Excerpts from an interface dataset
━━━━━━━━━━━━━━━━

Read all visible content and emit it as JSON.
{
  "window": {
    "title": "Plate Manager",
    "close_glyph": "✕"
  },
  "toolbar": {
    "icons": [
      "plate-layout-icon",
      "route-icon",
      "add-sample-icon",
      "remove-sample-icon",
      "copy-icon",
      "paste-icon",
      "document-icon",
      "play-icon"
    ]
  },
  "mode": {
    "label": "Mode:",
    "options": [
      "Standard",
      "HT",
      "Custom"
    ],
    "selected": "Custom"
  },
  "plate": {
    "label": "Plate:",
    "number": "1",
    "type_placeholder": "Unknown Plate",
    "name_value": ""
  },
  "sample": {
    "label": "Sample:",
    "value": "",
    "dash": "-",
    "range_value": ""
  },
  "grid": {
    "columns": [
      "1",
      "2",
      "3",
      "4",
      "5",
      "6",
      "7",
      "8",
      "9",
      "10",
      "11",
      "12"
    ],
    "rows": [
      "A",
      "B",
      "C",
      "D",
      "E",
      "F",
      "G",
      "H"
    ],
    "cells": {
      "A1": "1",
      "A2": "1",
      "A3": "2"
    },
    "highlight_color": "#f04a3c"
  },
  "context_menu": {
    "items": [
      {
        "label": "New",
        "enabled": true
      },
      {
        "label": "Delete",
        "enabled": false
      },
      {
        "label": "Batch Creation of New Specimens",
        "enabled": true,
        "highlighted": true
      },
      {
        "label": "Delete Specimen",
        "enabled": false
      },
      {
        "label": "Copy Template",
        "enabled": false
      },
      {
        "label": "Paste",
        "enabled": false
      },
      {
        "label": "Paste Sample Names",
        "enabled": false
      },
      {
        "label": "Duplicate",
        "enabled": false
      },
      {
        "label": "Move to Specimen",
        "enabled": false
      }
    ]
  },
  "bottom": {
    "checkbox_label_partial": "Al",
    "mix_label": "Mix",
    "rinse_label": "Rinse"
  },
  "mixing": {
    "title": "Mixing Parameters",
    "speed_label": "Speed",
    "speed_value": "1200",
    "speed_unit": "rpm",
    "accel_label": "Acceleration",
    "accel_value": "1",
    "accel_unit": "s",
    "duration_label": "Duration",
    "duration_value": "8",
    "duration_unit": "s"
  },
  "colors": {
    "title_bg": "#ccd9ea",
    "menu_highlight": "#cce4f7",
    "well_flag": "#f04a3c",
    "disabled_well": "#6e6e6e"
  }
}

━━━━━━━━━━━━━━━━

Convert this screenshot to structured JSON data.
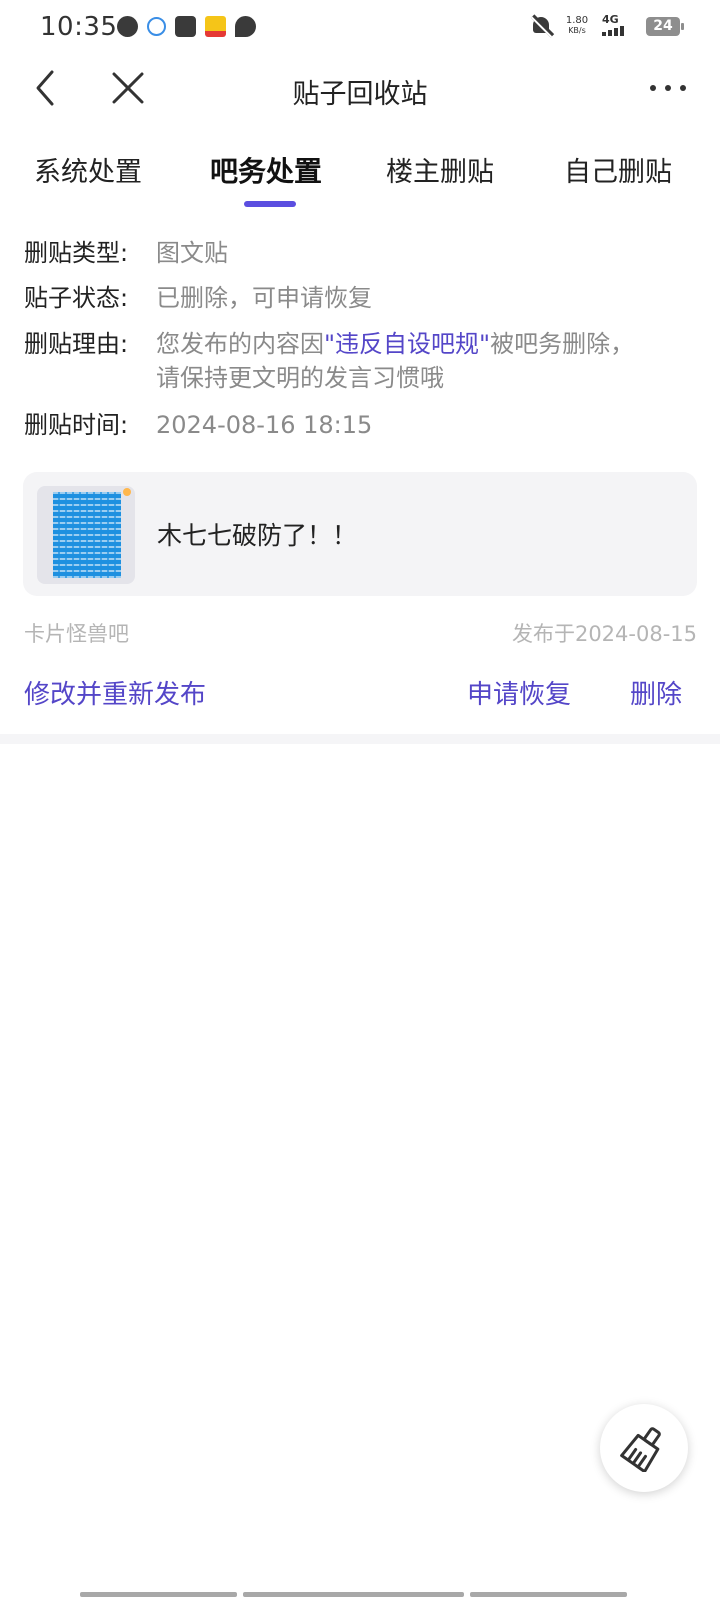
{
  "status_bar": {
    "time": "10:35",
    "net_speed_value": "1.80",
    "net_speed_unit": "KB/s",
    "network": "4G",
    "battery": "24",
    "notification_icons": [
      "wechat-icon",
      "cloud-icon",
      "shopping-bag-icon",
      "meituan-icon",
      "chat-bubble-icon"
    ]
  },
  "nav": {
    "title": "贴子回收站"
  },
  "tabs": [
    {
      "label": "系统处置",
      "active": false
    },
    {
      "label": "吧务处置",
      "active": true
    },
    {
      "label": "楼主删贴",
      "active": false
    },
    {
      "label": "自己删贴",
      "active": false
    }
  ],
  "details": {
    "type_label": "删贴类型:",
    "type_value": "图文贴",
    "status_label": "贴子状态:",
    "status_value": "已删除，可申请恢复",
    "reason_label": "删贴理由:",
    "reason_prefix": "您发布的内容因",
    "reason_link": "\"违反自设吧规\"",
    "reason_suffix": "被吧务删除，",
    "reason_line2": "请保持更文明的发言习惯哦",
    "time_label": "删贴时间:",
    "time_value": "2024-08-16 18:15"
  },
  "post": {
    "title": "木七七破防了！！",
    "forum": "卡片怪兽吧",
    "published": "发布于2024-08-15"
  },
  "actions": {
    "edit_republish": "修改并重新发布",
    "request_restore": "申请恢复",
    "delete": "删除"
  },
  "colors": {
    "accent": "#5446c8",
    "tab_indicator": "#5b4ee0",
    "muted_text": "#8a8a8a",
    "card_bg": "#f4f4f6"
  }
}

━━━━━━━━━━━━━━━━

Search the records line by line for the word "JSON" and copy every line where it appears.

▶ **Output for this task**
Read all visible content and emit it as JSON.
Convert this screenshot to structured JSON data.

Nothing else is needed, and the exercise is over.